Snow Flower and the Secret Fan
The film production debut of media-baron spouse Wendi Deng Murdoch (that lightning-reflexed spiker of Parliamentary foam pies), Snow Flower and the Secret Fan is entertainment fit for a trophy wife: predictable, dull and dreary.
Mrs. Murdoch No. 3 has reportedly transformed her husband’s life, influencing major business decisions (particularly those involving her native China), moving him from the staid Upper East Side of Manhattan to a modern loft in SoHo (and back), giving the then-septuagenarian two young children and even changing his physical person through diet and trainer-supervised exercise. So was it ancestral filial piety or a finely honed sense of irony that inspired her to snap up the film rights to Lisa See’s best-selling novel, which follows the suffering-filled lives of two 19th-century Chinese laotongs (lifelong sisters of the heart — that is, BFFs)?
In an apparent effort to give the original historical story contemporary appeal, it has been shackled with a clunky modern-day frame featuring the same two actresses, both huge stars in their respective countries: Bingbing Li (China) and Gianna Jun (Korea). The latter is particularly miscast. Jun shot to pan-Asian fame with 2001’s My Sassy Girl, the highest-grossing Korean comedy of all time, thanks to her spectacularly energetic and uninhibited charm. (The film has been remade in India, China, Japan and the United States.) Here she spends most of the contemporary story in a coma and most of the historical story as a quietly suffering, brutally beaten wife. It’s the equivalent of casting Al Pacino as a paraplegic monk who has taken a vow of silence.
Snow Flower moves its plot along mostly by suggestion, with long interludes in which characters stare deeply and intensely into each other’s eyes. It’s the sort of deep staring that fuels speculation. Is this really the story of a love that dared not write its name, even on a secret fan?
No doubt director Wayne Wang was chosen, in the hopes of reproducing The Joy Luck Club, his earlier past-present-flipping, picturesque adaptation of a novel depicting Chinese women and their suffering. No such luck. His sluggish direction and Richard Wong’s lyrical cinematography —
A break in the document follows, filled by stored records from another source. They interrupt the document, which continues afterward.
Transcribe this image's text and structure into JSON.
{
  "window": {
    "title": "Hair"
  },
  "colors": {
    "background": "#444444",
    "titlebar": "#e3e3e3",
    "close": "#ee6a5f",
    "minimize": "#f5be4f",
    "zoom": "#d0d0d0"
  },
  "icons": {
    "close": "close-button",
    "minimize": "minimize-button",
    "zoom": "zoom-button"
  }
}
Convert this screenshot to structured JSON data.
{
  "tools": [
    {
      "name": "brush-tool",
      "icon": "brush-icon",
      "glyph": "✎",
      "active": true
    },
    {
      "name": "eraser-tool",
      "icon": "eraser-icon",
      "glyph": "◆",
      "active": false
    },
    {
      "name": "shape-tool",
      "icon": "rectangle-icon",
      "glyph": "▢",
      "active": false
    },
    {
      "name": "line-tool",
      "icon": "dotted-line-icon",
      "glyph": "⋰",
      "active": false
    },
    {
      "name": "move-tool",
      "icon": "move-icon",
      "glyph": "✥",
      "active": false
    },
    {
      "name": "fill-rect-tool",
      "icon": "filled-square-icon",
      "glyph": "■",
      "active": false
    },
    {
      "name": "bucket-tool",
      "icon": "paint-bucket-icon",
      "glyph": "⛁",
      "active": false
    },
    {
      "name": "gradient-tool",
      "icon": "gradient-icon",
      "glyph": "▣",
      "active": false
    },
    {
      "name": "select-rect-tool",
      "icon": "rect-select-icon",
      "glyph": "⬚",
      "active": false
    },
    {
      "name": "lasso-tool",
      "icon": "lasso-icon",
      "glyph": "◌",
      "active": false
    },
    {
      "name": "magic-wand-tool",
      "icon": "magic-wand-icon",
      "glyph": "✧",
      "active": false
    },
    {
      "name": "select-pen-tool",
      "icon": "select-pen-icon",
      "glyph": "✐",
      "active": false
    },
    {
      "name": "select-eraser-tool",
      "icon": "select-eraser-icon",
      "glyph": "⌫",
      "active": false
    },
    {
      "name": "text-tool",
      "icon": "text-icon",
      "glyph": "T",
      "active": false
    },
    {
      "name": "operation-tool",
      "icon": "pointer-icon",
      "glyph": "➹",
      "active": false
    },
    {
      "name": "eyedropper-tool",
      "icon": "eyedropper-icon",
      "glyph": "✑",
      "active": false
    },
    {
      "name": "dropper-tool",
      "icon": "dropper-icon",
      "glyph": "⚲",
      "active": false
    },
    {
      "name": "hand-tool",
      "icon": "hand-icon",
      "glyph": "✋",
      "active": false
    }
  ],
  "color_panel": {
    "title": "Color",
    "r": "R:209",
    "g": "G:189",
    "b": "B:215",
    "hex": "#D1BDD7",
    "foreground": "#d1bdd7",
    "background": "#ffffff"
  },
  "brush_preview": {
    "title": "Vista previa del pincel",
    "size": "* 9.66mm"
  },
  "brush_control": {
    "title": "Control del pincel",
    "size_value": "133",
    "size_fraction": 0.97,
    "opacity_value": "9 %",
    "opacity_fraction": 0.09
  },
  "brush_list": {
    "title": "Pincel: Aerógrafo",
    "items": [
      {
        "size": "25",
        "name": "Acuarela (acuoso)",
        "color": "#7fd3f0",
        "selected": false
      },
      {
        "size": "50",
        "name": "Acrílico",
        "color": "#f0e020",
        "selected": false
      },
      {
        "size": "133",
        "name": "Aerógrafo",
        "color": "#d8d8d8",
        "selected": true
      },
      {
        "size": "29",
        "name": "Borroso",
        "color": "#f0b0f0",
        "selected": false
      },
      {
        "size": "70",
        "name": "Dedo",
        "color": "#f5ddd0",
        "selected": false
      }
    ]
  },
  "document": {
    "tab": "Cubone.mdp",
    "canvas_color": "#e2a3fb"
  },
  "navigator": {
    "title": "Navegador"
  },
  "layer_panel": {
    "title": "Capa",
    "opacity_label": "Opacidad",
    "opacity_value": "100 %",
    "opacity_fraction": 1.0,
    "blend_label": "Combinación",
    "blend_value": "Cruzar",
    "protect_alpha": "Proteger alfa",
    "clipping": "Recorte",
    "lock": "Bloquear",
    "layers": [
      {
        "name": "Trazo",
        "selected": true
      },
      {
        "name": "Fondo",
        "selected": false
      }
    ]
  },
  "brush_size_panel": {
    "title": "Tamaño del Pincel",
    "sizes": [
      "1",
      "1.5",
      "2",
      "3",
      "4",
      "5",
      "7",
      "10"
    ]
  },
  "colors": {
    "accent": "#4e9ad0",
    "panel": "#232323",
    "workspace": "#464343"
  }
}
and even an 11th-hour appearance by a Mandarin-singing Hugh Jackman — cannot overcome a listless and laughably inept